> _What to work on_:
The answer must be one number: how many lines in the records below contain the string "SANTA".

Records excerpted from a collection:
::::
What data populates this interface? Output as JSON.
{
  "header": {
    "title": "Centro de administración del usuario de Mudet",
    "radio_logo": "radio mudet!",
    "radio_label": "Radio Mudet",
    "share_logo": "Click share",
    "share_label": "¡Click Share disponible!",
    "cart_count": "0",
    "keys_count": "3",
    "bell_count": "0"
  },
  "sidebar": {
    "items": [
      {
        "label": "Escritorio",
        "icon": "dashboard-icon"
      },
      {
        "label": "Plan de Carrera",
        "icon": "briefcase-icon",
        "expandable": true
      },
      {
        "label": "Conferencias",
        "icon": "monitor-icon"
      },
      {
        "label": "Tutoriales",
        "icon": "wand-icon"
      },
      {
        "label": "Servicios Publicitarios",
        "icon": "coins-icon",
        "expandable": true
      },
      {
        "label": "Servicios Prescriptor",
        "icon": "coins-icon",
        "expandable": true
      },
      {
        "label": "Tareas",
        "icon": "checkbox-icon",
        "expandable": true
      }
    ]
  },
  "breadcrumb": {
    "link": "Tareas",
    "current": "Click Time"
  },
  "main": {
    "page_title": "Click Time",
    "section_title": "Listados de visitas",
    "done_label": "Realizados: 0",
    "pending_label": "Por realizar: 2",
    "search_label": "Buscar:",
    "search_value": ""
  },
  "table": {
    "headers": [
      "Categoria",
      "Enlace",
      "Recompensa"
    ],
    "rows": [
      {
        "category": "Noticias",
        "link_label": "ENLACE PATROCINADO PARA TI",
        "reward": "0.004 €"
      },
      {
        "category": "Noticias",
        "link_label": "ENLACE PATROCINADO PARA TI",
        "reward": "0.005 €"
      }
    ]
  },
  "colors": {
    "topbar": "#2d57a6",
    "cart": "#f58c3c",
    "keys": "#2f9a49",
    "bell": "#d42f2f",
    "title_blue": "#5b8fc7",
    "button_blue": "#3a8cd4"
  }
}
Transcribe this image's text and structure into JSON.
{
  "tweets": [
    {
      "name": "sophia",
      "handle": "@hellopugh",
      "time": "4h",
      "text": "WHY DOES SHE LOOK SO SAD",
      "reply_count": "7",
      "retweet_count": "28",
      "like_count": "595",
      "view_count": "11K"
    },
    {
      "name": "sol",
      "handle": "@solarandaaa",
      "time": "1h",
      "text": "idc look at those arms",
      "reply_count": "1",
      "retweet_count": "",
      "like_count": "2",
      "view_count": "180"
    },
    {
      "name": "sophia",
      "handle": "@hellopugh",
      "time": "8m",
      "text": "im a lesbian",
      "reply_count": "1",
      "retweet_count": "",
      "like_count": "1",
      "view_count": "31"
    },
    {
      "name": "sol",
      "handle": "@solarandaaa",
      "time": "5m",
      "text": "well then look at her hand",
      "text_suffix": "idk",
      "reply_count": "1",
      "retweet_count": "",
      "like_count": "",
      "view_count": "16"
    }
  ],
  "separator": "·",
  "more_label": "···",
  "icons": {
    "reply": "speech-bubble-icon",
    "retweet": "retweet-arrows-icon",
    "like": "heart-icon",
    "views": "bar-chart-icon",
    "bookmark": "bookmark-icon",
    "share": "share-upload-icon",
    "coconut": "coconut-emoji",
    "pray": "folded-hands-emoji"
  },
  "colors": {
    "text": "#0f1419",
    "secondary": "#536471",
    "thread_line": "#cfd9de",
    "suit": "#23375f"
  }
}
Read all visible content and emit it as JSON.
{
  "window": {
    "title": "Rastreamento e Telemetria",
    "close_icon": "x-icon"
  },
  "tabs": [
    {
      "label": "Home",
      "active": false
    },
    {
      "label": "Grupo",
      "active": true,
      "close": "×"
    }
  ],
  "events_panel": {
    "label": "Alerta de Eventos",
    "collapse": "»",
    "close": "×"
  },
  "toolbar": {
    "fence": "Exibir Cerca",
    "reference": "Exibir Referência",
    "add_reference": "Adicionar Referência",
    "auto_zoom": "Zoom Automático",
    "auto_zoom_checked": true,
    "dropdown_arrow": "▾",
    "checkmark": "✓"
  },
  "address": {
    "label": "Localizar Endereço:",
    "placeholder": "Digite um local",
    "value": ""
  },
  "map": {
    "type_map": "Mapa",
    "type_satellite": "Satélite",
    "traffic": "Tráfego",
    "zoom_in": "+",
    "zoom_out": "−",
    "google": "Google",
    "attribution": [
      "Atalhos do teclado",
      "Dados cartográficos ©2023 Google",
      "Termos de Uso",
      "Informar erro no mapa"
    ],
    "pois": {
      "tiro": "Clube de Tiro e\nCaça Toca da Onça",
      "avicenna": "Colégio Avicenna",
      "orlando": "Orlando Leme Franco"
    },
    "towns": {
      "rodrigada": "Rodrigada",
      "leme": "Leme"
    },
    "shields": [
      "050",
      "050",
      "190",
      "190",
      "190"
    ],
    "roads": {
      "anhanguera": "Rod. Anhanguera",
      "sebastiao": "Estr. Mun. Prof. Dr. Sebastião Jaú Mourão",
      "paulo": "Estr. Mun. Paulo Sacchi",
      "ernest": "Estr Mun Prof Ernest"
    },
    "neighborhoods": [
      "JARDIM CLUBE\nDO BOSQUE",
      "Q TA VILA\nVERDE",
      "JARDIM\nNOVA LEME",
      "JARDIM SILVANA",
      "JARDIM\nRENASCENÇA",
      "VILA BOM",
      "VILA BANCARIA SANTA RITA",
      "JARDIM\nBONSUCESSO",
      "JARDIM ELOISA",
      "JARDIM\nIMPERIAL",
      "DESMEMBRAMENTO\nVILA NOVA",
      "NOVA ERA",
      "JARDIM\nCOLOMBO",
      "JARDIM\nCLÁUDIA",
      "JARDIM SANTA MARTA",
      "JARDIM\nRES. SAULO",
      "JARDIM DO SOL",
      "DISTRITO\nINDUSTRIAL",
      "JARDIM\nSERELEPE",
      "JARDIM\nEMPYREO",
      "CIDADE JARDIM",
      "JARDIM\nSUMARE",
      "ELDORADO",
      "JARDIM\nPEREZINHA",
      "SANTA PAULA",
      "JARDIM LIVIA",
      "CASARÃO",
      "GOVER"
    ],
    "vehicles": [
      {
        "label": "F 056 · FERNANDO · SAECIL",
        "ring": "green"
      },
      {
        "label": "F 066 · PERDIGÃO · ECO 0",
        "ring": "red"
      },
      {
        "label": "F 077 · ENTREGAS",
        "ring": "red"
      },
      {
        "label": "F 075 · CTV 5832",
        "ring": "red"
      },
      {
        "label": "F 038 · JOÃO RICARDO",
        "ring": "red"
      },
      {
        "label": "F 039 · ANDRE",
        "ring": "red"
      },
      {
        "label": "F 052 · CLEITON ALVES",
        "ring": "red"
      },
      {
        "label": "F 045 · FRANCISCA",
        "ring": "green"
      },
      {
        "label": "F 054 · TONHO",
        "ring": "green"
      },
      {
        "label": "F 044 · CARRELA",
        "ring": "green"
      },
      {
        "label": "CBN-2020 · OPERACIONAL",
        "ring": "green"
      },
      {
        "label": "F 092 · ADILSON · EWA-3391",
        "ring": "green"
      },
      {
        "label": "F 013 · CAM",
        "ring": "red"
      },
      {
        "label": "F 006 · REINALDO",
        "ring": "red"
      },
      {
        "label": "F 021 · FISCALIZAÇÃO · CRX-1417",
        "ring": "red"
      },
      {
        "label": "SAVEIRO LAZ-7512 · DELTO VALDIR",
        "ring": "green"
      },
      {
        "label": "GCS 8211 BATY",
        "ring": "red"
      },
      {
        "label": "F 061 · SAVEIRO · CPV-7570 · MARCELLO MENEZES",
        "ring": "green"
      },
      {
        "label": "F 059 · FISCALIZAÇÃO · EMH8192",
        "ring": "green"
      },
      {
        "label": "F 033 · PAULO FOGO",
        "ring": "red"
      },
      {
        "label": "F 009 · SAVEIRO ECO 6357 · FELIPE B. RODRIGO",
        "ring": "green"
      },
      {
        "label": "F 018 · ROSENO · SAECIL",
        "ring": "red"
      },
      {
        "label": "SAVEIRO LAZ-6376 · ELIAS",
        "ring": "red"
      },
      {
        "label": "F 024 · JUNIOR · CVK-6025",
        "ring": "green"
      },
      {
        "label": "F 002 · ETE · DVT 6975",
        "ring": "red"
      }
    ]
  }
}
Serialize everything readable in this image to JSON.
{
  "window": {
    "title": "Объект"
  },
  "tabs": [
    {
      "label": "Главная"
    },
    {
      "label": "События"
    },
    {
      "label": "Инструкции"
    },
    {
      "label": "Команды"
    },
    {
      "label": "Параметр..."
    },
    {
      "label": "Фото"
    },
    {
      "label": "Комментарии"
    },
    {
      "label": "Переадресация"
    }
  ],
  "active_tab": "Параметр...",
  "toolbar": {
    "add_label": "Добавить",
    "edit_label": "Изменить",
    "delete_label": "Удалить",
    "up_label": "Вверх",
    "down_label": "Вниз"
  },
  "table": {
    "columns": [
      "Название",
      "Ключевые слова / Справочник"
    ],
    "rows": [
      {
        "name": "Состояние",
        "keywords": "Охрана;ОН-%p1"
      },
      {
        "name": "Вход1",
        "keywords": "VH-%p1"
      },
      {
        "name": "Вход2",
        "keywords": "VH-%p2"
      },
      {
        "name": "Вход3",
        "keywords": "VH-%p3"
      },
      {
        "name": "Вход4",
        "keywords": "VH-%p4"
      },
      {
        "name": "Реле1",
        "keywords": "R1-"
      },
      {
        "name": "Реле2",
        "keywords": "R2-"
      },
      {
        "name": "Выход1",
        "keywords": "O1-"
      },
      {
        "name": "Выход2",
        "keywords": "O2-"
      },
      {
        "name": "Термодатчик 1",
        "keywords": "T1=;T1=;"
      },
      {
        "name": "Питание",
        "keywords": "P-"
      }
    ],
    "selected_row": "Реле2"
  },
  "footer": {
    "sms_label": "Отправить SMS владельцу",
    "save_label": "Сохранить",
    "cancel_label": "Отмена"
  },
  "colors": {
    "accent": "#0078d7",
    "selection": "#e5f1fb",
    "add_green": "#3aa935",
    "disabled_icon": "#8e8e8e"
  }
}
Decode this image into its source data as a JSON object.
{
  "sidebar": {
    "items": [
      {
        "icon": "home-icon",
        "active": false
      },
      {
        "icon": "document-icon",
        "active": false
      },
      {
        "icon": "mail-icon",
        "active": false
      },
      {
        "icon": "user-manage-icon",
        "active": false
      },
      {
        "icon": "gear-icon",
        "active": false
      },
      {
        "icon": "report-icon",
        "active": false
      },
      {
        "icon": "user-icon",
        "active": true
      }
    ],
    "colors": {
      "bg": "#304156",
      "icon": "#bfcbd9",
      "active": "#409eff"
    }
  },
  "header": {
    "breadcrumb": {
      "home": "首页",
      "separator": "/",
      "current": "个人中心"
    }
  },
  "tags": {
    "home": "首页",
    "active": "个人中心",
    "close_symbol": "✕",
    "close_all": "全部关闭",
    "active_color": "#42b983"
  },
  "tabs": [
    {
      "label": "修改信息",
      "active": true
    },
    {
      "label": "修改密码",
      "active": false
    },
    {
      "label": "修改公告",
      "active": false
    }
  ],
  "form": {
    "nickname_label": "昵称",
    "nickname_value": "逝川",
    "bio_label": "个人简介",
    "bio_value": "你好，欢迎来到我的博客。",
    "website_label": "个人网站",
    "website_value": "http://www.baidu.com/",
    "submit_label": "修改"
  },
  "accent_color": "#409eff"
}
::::
> _Result_:
3